More and more car manufacturers are pledging to go electric (EV), one of which was Volvo. Then last week, France announced that no gasoline- and diesel-powered cars will be allowed to roam its streets starting 2040. Parallel to all these paradigm shift in the automotive scene, Nissan promotes its campaign towards global electric taxi revolution.
Why taxis? According to an infographic from Nissan, the current number of EV cabs in the world today saves up to 90,835 tons of CO2 emissions every 4 years of service. That is a groundbreaking 82,404,149 kg of CO2. Take note, we are looking at just a fraction of the world with EV taxis here; imagine if all taxis in the planet go full-electric.
In fact, a Japanese taxi company in 2013 decided to convert its entire fuel-powered cab fleet to zero-emission Nissan LEAFs. It marked the first step in the said revolution, and was then followed by various countries in Europe, as well as Mexico and Jordan. Currently, 5 continents, 26 countries, and 113 cities are running Nissan LEAF and e-NV200 taxis.
A huge deduction in carbon emission itself should be enough to convince each and every driver there is. Yet, aside from that, switching to EVs gives us more of the pros too, as they are 40% cheaper to maintain compared to conventional cars with internal combustion engines (ICE). This is because there are less components in an EV than in an ICE-bearing vehicle.
What about the Philippines? Where are we in all these?
In case you missed it, our country recently hosted the 1st ASEAN Electric and Hybrid Vehicle Summit. This is the first big step that the Philippines took ever since the campaign of switching to EVs began.
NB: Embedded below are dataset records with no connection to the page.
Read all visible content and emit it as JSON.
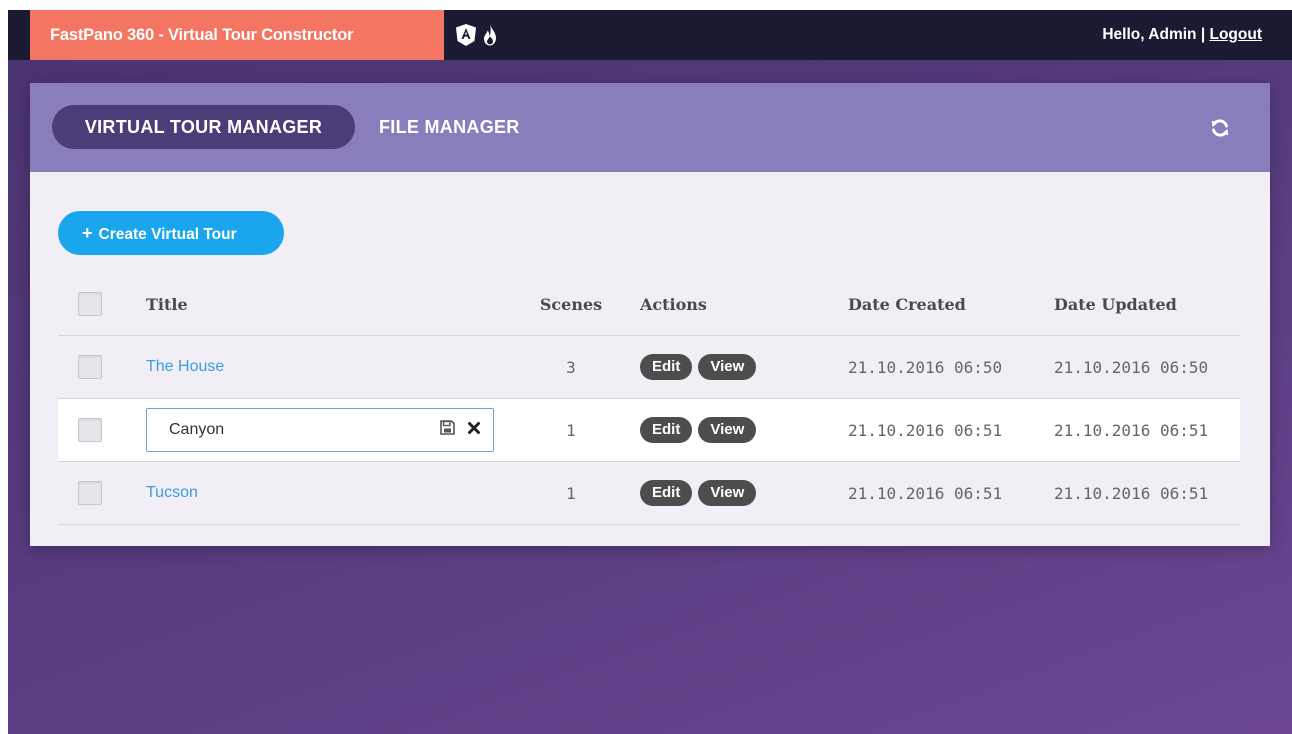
{
  "topbar": {
    "brand": "FastPano 360 - Virtual Tour Constructor",
    "tech_icons": [
      "angular-icon",
      "firebase-icon"
    ],
    "greeting": "Hello, Admin",
    "separator": "|",
    "logout": "Logout"
  },
  "tabs": {
    "active": "VIRTUAL TOUR MANAGER",
    "other": "FILE MANAGER"
  },
  "header_icons": {
    "refresh": "refresh-icon"
  },
  "create_button": {
    "icon": "+",
    "label": "Create Virtual Tour"
  },
  "table": {
    "columns": [
      "Title",
      "Scenes",
      "Actions",
      "Date Created",
      "Date Updated"
    ],
    "rows": [
      {
        "title": "The House",
        "scenes": "3",
        "actions": [
          "Edit",
          "View"
        ],
        "created": "21.10.2016 06:50",
        "updated": "21.10.2016 06:50",
        "editing": false
      },
      {
        "title": "Canyon",
        "scenes": "1",
        "actions": [
          "Edit",
          "View"
        ],
        "created": "21.10.2016 06:51",
        "updated": "21.10.2016 06:51",
        "editing": true
      },
      {
        "title": "Tucson",
        "scenes": "1",
        "actions": [
          "Edit",
          "View"
        ],
        "created": "21.10.2016 06:51",
        "updated": "21.10.2016 06:51",
        "editing": false
      }
    ]
  },
  "edit_icons": [
    "save-icon",
    "close-icon"
  ],
  "colors": {
    "topbar_bg": "#1a1b33",
    "brand_bg": "#f47562",
    "card_header_bg": "#8a7dbb",
    "active_tab_bg": "#4c3d78",
    "create_button_bg": "#1aa6ec",
    "link": "#3a9fe0",
    "pill_bg": "#4d4d4d"
  }
}
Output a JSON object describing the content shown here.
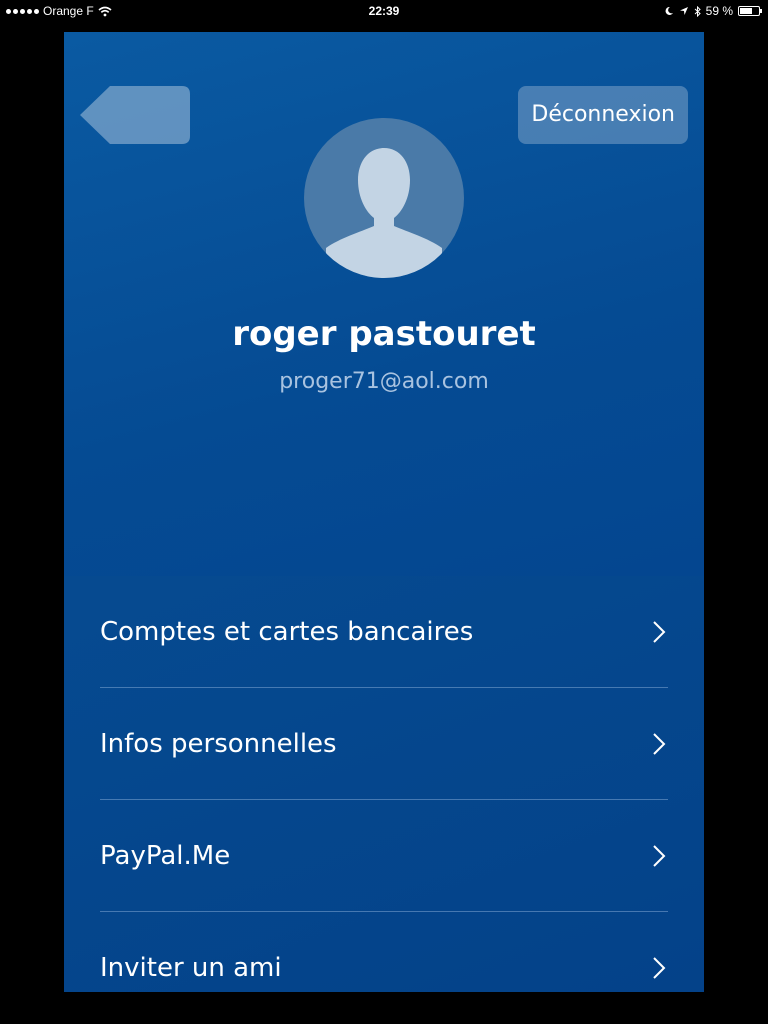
{
  "status_bar": {
    "carrier": "Orange F",
    "time": "22:39",
    "battery": "59 %"
  },
  "header": {
    "logout_label": "Déconnexion"
  },
  "profile": {
    "name": "roger pastouret",
    "email": "proger71@aol.com"
  },
  "menu": {
    "items": [
      {
        "label": "Comptes et cartes bancaires"
      },
      {
        "label": "Infos personnelles"
      },
      {
        "label": "PayPal.Me"
      },
      {
        "label": "Inviter un ami"
      }
    ]
  },
  "colors": {
    "background_blue": "#064c92",
    "button_fill": "#7ea5cb",
    "text_white": "#ffffff",
    "email_text": "#a9c3e0"
  },
  "icons": {
    "back": "back-arrow-icon",
    "avatar": "user-silhouette-icon",
    "chevron": "chevron-right-icon"
  }
}
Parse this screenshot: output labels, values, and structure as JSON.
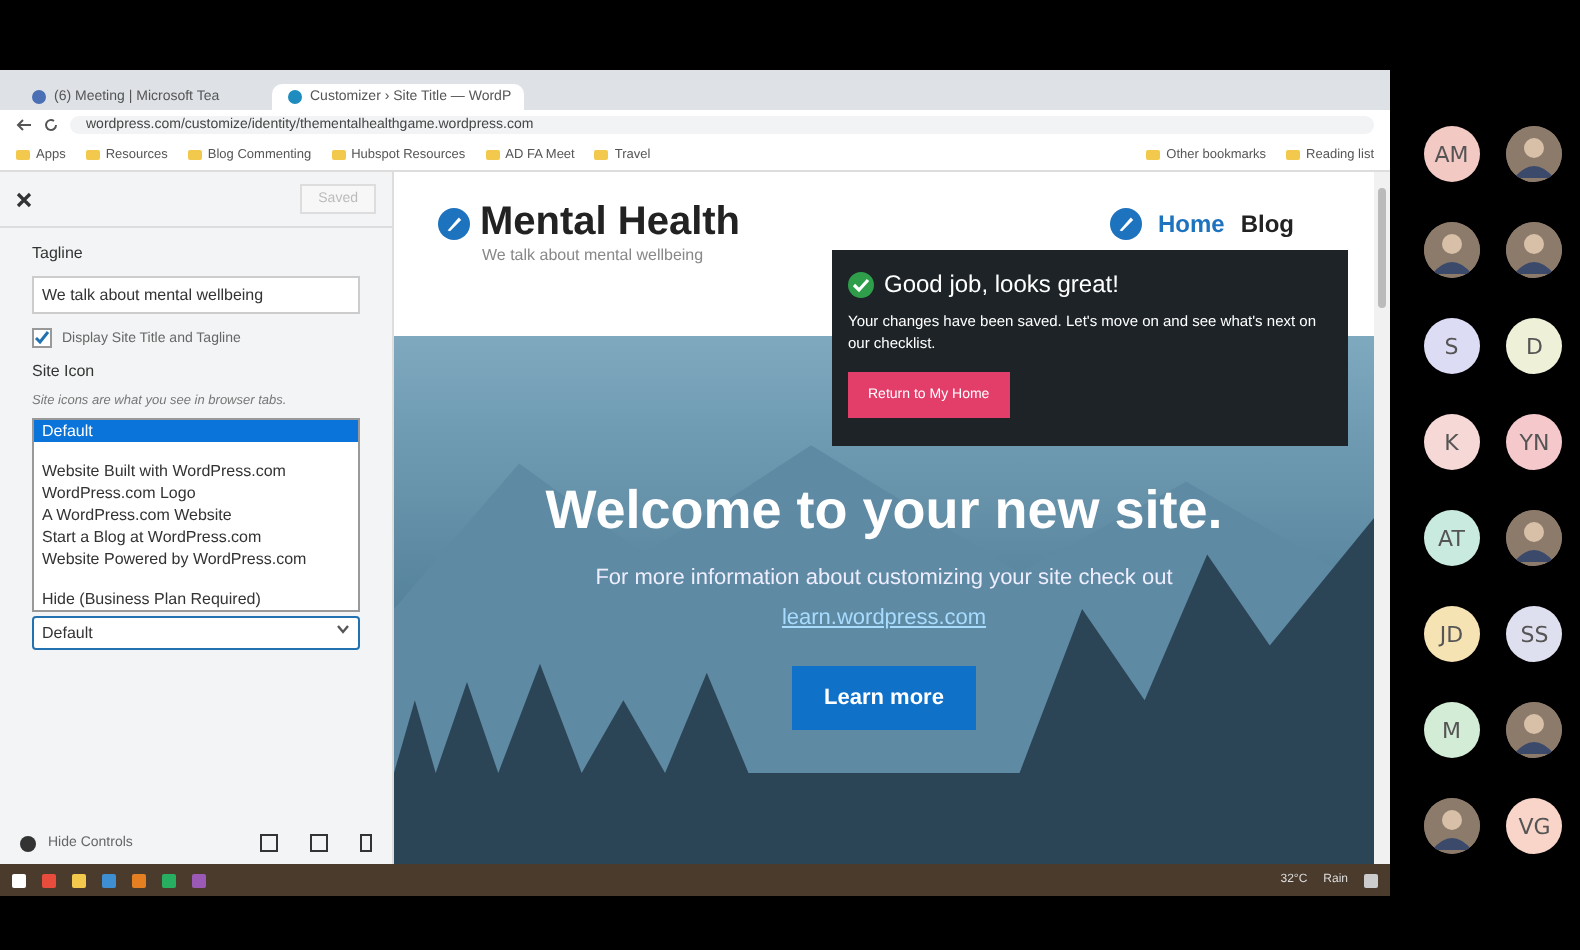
{
  "browser": {
    "tabs": [
      {
        "title": "(6) Meeting | Microsoft Tea",
        "selected": false
      },
      {
        "title": "Customizer › Site Title — WordP",
        "selected": true
      }
    ],
    "url": "wordpress.com/customize/identity/thementalhealthgame.wordpress.com",
    "bookmarks": [
      "Apps",
      "Resources",
      "Blog Commenting",
      "Hubspot Resources",
      "AD FA Meet",
      "Travel"
    ],
    "bookmarks_right": [
      "Other bookmarks",
      "Reading list"
    ]
  },
  "customizer": {
    "save_label": "Saved",
    "tagline_label": "Tagline",
    "tagline_value": "We talk about mental wellbeing",
    "display_title": {
      "label": "Display Site Title and Tagline",
      "checked": true
    },
    "site_icon_title": "Site Icon",
    "site_icon_help": "Site icons are what you see in browser tabs.",
    "options": [
      {
        "label": "Default",
        "selected": true
      },
      {
        "label": "Website Built with WordPress.com",
        "selected": false
      },
      {
        "label": "WordPress.com Logo",
        "selected": false
      },
      {
        "label": "A WordPress.com Website",
        "selected": false
      },
      {
        "label": "Start a Blog at WordPress.com",
        "selected": false
      },
      {
        "label": "Website Powered by WordPress.com",
        "selected": false
      },
      {
        "label": "Hide (Business Plan Required)",
        "selected": false
      }
    ],
    "select_value": "Default",
    "hide_controls": "Hide Controls"
  },
  "site": {
    "title": "Mental Health",
    "tagline": "We talk about mental wellbeing",
    "nav": [
      {
        "label": "Home",
        "selected": true
      },
      {
        "label": "Blog",
        "selected": false
      }
    ],
    "hero_title": "Welcome to your new site.",
    "hero_text": "For more information about customizing your site check out",
    "hero_link": "learn.wordpress.com",
    "hero_button": "Learn more"
  },
  "notice": {
    "title": "Good job, looks great!",
    "text": "Your changes have been saved. Let's move on and see what's next on our checklist.",
    "button": "Return to My Home"
  },
  "taskbar": {
    "weather": "32°C",
    "condition": "Rain"
  },
  "participants": [
    {
      "kind": "initials",
      "initials": "AM",
      "color": "#f3c9c4"
    },
    {
      "kind": "photo"
    },
    {
      "kind": "photo"
    },
    {
      "kind": "photo"
    },
    {
      "kind": "initials",
      "initials": "S",
      "color": "#dcdcf4"
    },
    {
      "kind": "initials",
      "initials": "D",
      "color": "#eef0d8"
    },
    {
      "kind": "initials",
      "initials": "K",
      "color": "#f6d8d6"
    },
    {
      "kind": "initials",
      "initials": "YN",
      "color": "#f5c8cc"
    },
    {
      "kind": "initials",
      "initials": "AT",
      "color": "#c9eadf"
    },
    {
      "kind": "photo"
    },
    {
      "kind": "initials",
      "initials": "JD",
      "color": "#f6e3b4"
    },
    {
      "kind": "initials",
      "initials": "SS",
      "color": "#dfe0ef"
    },
    {
      "kind": "initials",
      "initials": "M",
      "color": "#d3ecd6"
    },
    {
      "kind": "photo"
    },
    {
      "kind": "photo"
    },
    {
      "kind": "initials",
      "initials": "VG",
      "color": "#f8d5c8"
    }
  ]
}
The meeting granted the local government a number of EV units from Japanese carmaker Mitsubishi, which might suggest that EV taxi’s will also probably hit our streets, all in the right time.
Steel wouldn’t let aluminum take its position as the top player in the automotive industry.
This timing is indeed perfect for a potential partnership.
Quite a sad exhibit but hey, at least now we know.